The future development of effective agents to block PPARδ activation could provide a new approach to prevent the progression of precancerous lesions to pancreatic cancer. Limiting exposure to high-fat diets could also be considered for people with a high prevalence of precancerous pancreatic lesions. But for now, the widespread sales and use of these synthetic, athletic-boosting PPARδ-activating substances are the most pressing cause for concern.
“This new information should alert individuals to the serious potential health risks associated with the use of synthetic PPARδ agonists,” Shureiqi said. “We are trying to get the message across that using these substances is not a good idea. It might improve muscle endurance, but it also improves the cancer’s ability to use energy and grow.
Reference: “Rapid acceleration of KRAS mutant pancreatic carcinogenesis via tumor immune microenvironment remodeling by PPARδ” by Yi Liu, Yasunori Deguchi, Daoyan Wei, Fuyao Liu, Micheline J. Moussalli, Eriko Deguchi, Donghui Li, Huamin Wang, Lovie Ann Valentin, Jennifer K. Colby, Jing Wang, Xiaofeng Zheng, Haoqiang Ying, Mihai Gagea, Baoan Ji, Jiaqi Shi, James C. Yao, Xiangsheng Zuo, and Imad Shureiqi, May 13, 2022, Nature Communications.
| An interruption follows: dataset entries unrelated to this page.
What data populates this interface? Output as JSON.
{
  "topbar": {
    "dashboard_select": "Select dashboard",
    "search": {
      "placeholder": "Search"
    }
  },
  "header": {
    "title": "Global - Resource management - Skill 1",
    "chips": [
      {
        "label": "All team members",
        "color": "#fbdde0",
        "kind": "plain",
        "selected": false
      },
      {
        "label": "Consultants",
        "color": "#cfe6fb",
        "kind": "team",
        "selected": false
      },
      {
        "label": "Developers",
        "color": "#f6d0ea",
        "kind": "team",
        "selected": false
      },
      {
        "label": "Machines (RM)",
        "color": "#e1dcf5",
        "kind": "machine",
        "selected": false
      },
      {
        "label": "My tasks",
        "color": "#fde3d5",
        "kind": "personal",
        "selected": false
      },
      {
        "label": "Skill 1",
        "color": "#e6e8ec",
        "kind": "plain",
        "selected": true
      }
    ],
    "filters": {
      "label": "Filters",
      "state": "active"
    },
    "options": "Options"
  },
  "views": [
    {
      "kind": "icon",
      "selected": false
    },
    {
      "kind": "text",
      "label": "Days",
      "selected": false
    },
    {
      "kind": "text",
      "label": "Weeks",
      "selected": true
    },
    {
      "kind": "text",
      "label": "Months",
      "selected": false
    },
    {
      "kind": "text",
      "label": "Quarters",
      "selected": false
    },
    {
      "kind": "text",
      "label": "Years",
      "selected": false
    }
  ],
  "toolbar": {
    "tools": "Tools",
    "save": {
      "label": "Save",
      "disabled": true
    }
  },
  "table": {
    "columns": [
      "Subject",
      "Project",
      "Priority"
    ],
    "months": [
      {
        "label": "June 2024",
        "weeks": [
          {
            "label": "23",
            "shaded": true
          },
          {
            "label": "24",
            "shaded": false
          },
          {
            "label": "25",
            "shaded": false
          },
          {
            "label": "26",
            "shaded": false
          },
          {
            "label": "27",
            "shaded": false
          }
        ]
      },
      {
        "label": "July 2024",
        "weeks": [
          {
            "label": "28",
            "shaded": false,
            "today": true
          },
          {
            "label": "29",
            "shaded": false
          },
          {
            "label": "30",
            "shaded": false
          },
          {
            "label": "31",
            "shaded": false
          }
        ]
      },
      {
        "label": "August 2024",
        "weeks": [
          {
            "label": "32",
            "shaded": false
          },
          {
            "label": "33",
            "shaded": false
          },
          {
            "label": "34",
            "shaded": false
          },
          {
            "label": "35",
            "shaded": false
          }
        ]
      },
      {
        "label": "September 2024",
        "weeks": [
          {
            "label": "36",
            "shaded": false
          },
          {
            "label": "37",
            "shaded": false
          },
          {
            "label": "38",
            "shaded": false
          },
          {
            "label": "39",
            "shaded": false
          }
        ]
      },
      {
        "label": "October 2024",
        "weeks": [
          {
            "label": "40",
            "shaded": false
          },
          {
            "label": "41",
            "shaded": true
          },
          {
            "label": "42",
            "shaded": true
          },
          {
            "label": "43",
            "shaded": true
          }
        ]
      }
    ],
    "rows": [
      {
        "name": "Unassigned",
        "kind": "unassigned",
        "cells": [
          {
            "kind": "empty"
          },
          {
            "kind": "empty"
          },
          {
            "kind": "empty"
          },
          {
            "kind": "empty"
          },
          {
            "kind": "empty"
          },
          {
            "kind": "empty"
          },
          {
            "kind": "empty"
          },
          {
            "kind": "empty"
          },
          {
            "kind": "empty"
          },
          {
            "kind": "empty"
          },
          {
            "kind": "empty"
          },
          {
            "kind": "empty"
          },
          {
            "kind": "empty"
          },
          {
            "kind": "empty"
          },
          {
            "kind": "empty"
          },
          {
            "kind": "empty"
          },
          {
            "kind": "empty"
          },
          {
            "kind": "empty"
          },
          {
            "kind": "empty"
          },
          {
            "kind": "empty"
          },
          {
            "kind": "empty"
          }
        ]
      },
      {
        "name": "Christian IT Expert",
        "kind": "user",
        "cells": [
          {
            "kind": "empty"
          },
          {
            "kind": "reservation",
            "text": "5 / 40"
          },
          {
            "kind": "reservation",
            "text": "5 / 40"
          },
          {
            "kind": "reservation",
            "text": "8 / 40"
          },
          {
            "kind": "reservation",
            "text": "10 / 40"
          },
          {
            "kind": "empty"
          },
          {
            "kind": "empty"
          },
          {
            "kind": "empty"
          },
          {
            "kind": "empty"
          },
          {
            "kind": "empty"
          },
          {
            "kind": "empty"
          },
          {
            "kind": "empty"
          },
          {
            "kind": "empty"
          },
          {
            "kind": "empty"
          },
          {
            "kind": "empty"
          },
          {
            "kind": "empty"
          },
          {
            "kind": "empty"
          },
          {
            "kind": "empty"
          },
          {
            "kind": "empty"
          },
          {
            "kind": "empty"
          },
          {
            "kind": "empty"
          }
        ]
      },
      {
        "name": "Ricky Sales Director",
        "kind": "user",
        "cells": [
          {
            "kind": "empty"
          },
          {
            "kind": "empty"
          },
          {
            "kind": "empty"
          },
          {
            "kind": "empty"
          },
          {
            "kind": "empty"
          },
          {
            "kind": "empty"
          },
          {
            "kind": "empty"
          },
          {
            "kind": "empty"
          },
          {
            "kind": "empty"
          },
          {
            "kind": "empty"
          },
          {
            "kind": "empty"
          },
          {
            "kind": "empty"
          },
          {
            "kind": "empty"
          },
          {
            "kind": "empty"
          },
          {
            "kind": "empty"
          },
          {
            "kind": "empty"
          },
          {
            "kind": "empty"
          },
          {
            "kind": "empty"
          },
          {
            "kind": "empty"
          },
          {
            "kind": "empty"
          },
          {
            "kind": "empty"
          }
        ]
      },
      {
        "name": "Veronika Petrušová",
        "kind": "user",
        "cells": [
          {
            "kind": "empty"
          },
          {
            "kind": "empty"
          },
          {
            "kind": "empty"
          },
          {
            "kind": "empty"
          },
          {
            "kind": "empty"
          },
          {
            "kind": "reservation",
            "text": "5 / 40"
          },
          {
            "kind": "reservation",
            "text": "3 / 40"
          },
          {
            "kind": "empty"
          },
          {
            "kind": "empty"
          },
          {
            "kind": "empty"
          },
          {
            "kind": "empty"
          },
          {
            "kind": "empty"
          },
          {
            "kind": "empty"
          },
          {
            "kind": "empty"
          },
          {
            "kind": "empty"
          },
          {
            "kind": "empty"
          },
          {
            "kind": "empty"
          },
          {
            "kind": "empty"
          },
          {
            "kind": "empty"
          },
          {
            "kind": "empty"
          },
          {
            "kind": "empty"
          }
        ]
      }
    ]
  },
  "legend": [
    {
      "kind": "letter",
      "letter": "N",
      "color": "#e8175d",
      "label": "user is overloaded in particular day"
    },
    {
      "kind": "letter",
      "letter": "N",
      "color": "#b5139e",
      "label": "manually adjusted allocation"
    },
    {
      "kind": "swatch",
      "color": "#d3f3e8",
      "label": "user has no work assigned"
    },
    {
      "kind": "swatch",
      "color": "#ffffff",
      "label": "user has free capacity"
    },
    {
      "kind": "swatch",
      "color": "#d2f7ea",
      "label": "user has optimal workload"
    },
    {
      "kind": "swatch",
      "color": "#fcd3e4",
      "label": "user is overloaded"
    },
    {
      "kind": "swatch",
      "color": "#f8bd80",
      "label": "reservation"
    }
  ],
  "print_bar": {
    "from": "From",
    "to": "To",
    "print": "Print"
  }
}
The study was funded by the NIH/National Cancer Institute, Cancer Prevention and Research Institute of Texas, DDC Seed Fund, Cancer Center Support, and CPRIT Core Facility Support.